I can't recall ever having a mango before I went to México on a mission for the LDS Church. Down there all the mangoes I saw were long and yellow (like these). Upon returning to the US I was surprised to see that mangoes are available in most grocery stores, but the mangoes I've found here in the US are usually round and green with a red tinge (like this one). Most of the mangoes I had in México, however, I was able to pick right off the tree. Alas, they don't grow around here.
Wednesday, November 2, 2011
Posted by Matt at 1:48 PM

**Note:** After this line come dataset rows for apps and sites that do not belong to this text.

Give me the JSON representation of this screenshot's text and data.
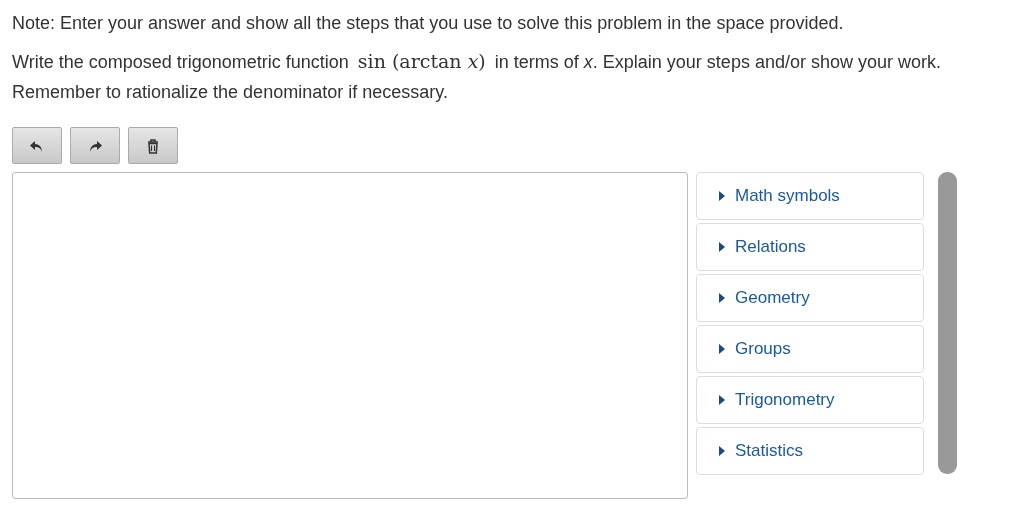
{
  "note": "Note: Enter your answer and show all the steps that you use to solve this problem in the space provided.",
  "question": {
    "before": "Write the composed trigonometric function",
    "math": "sin (arctan *x*)",
    "after": "in terms of *x*. Explain your steps and/or show your work. Remember to rationalize the denominator if necessary."
  },
  "toolbar": [
    {
      "kind": "undo"
    },
    {
      "kind": "redo"
    },
    {
      "kind": "clear"
    }
  ],
  "palette": [
    {
      "label": "Math symbols",
      "expanded": false
    },
    {
      "label": "Relations",
      "expanded": false
    },
    {
      "label": "Geometry",
      "expanded": false
    },
    {
      "label": "Groups",
      "expanded": false
    },
    {
      "label": "Trigonometry",
      "expanded": false
    },
    {
      "label": "Statistics",
      "expanded": false
    }
  ]
}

Since we live in an area that's mostly inhabited by college students, there aren't that many trick-or-treaters to begin with. That coupled with the growing popularity of 'trunk-or-treats'  meant that we had two trick-or-treaters show up at our door—and they were actually delivering treats to us! One was a friend of Leann's (who came as Justin Bieber) and the other was a neighbor in the same apartment complex as us. Since she's not old enough to eat candy, and she can't go to parties, Lillian was skeptical about the whole holiday. But she decided to give costumes a try.
Tuesday, November 1, 2011
Posted by Matt at 2:19 PM
I thought that Leann would want to watch this movie with me since she is stricter about what she views. This movie is rated PG, which means very little offensive content. So I thought it was going to be an easy sell. But a week or so before it arrived from Netflix Leann announced that she'd seen a snippet of it at the doctor's office and hated it (mainly because it has Adam Sandler in it). Well, so much for that. I was surprised that Adam Sandler would ever appear in a movie that wasn't PG-13. Some of the other actors were surprises. The love-interest from The Sorceror's Apprentice reappears as a ditzy, rich socialite. I was shocked to realize that the woman at the main desk of the hotel was played by Lucy Lawless (a.k.a. "Xena, Warrior Princess" and "Cylon Number Three").
Posted by Matt at 2:18 PM
 Two of them, Gaia and Uranus, produced twelve offspring. These twelve and some of their offspring  were considered the Titans. They were overthrown by some of their descendents, now known as the Younger Gods or Olympians. This is called the Titanomachy. The word Titanomachy has been variously interpreted as "war of the gods", "war in heaven", "battle of the Titans", "battle of the gods", "the Titan war", etc. In other words "clash of the Titans". However, this film, like its predecessor, is a loose (and sometimes fanciful) interpretation of the life of Perseus, who waged war against the Olympians, not the Titans.